J K Rowling is most famous as the creator of the Harry Potter stories. She wrote the first part of Harry Potter in the Elephant House Café on George IV Bridge, Edinburgh. George Heriot’s School in Lauriston Place is said to be the famous Hogwarts College of Magic portrayed in the Harry Potter movies and the platform in the Waverley Station is where the Train left for Hogwarts.
The inscription on the plaque reads;
Made famous as the place of inspiration to writers such as J.K. Rowling who sat writing much of her early novels in the back room overlooking Edinburgh Castle. Ian Rankin author of Rebus novels and Alexander McCall- Smith have both also frequented The Elephant House as well as many other writers.
DIED 14th January 1872
age 16 years
LET HIS LOYALTY & DEVOTION
BE A LESSON TO US ALL
More on Greyfriars Bobby can be seen on Candlemaker's Row
Forrest Road Edinburgh
The City Improvement Act brought in by Lord Provost Chambers in 1867 saw the buildings in Forrest Road, Teviot Place and Bristo PLace being replaced (the old poor houses, the building once used as the Maidens Hospital and then
Darien House and the Lunatic Asylum were all demolished. The Asylum being replaced years earlier) in the triangle with modern tenements. Forrest road being a new thoroughfare to link the new George IV Bridge with the meadows.
New North Road Church
The building on the corner named Bedlam was knocked down in 1845 a year after the patients of the asylum were transferred to the new Edinburgh Lunatic Asylum in Morningside.
The Edinburgh Lunatic Asylum was founded by Doctor Andrew Duncan in 1809 and opened in 1813.
Previously a poor house had stood, Robert Fergusson who was a patient, known to have suffered from depression after a serious head injury caused by a fall led to the famous poet being diagnosed mentally unsound, the 24 year old died of his head injury this was 1774. In 1847 a new church was built on the Bedlam area
(New North Road Church). It closed in 1937, and gifted to the University of Edinburgh. The students started Theatre Company in the 70's (the oldest student run theatre company in Britain) now occupy the building.

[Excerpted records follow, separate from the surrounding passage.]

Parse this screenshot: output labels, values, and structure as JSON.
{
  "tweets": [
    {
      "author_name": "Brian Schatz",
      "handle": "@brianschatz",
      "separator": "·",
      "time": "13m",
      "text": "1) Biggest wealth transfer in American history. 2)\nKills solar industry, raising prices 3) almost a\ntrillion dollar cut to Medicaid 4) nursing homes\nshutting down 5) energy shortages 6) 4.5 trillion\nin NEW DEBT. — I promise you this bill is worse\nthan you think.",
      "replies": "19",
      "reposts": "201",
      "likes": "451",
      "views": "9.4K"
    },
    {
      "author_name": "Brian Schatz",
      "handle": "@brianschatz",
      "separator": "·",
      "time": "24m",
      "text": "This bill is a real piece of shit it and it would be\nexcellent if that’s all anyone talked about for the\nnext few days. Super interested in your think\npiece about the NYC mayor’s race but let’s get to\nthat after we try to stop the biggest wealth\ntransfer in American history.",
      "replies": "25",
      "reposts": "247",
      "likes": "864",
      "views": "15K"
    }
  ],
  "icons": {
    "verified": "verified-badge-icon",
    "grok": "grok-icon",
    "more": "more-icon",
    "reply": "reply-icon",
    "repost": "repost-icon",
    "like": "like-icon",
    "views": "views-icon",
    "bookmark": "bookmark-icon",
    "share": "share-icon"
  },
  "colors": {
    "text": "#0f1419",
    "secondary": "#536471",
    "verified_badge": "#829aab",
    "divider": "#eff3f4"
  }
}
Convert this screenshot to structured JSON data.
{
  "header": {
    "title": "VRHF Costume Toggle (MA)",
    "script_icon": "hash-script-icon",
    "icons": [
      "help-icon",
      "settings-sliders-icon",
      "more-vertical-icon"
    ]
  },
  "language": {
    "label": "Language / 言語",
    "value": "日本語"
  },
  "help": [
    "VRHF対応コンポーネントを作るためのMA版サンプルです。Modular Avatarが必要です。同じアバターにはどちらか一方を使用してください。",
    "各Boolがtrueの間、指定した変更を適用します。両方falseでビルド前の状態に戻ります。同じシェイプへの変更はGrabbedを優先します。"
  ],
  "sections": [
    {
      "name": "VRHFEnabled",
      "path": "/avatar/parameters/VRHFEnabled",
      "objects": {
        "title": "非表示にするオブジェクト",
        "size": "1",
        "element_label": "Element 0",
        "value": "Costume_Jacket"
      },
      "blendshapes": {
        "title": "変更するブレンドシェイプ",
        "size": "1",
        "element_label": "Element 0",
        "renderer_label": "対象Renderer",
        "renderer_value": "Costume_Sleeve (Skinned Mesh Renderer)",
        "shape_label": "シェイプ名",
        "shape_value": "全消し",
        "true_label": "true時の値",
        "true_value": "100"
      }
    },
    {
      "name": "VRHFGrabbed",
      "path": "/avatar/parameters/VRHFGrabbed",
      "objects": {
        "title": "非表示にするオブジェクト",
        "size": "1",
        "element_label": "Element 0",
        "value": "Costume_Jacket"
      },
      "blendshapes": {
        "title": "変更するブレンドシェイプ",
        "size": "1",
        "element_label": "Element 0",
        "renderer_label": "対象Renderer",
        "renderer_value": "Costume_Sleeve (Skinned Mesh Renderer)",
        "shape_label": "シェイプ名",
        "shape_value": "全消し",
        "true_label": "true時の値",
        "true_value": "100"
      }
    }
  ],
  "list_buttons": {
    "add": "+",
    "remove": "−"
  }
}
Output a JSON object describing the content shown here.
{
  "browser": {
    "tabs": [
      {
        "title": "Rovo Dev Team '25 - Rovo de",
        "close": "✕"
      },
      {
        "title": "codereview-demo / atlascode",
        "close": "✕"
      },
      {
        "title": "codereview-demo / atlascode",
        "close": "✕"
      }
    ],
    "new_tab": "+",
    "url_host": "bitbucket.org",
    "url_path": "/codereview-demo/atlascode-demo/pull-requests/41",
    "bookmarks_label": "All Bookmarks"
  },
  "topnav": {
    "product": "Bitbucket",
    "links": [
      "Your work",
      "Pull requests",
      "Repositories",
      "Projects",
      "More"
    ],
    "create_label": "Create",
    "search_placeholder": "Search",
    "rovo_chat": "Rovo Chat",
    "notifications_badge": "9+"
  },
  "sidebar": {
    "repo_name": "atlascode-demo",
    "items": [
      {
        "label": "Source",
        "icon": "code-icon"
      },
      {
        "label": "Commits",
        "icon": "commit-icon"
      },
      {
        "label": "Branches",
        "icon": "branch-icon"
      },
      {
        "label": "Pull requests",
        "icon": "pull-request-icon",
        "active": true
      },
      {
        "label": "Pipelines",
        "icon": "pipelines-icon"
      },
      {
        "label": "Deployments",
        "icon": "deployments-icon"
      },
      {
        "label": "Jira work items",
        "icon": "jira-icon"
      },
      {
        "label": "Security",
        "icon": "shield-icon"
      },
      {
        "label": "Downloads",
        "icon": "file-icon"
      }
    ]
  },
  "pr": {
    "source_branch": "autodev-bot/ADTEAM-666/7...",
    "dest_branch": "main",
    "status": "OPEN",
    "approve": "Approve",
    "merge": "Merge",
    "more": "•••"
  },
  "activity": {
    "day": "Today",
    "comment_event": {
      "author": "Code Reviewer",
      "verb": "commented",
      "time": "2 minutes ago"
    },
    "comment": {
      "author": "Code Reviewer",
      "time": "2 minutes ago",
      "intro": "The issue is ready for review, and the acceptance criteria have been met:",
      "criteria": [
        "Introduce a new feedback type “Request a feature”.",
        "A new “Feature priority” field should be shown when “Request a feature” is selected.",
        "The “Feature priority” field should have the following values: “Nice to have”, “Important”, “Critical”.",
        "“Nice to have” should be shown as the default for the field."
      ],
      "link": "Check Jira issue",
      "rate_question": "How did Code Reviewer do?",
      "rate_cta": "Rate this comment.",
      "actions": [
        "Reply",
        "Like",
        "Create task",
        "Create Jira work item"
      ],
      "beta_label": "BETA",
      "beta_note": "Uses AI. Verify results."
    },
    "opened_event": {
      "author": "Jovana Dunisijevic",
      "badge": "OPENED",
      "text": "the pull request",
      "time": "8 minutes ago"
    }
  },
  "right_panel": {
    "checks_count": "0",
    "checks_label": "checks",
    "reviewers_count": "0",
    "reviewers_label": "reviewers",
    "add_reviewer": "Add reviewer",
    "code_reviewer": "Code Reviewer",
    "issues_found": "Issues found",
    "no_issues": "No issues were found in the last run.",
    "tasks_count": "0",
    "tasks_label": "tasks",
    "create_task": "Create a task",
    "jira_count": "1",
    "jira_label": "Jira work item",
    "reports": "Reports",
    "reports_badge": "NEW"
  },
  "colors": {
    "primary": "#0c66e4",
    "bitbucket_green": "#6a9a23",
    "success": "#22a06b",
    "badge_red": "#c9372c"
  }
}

The Bedlam Theatre is named after the area where it stands today.
Forrest Road Edinburgh
The Odd fellows Hall was opened in 1873, Oddfellows Hall on Forrest Road was the central gathering point for the local members of the Oddfellows Order. The odd fellows was a friendly society which is still in existence thought to have started circa mid-1700. The Oddfellows Hall was the first meeting place for the order in Edinburgh.
female figure with a child in her arms, representing Charity, is at the top of the central gable
relief of three female figures representing Faith, Hope and Charity is in a shaped panel between second floor windows
Three Shields represent the coat of arms with an all seeing eye in clouds above the shields. At each side of the shields are a seated horse in collar and chains.At the hooves of each horse is a gargoyle's head.
The inscriptions read;
Central Shield Coat of Arms Inscription;
'Amicitia Amor Et Veritas'
('Friendship Love and Truth')
The Oddfellows sold the hall in 1953.
Flodden Wall Plaque
The Flodden Wall was built to protect the city from invading armies after the battle of Flodden when the English delt out a heavy defeat to the Scots. This plaque was placed near to the Bristo Port (Gate) entrance to Edinburgh from the south west a few hundred yards west of the Potterrow Port.
Bristo Place Edinburgh
Bristo Place previously Bristo Street which was to link Potterrow one of the main thoroughfares. These two roads gave access to Edinburgh from the south, before the Southbridge and Forrest Road had been built.
Bristo Street is where the Darien House was sited and the Edinburgh Asylum in an area triangle called Bedlam.
The asylum closed in 1841 (one of the patients was Robert Fergusson the poet).
Darien House Edinburgh
Darien House was the headquarters of the Darien Scheme 1698. Later it became Darien House Hospital that looked after mentally ill patients. It stood in the area known as Bedlam on the corner of Teviot Place and Bristo Street
(now Bristo Place). Bedlam area was situated in the triangle of Bristo Place, Teviot Place and Forrest Road with three main buildings, the poor house for children and the poor house for adults and the Maiden Hospital.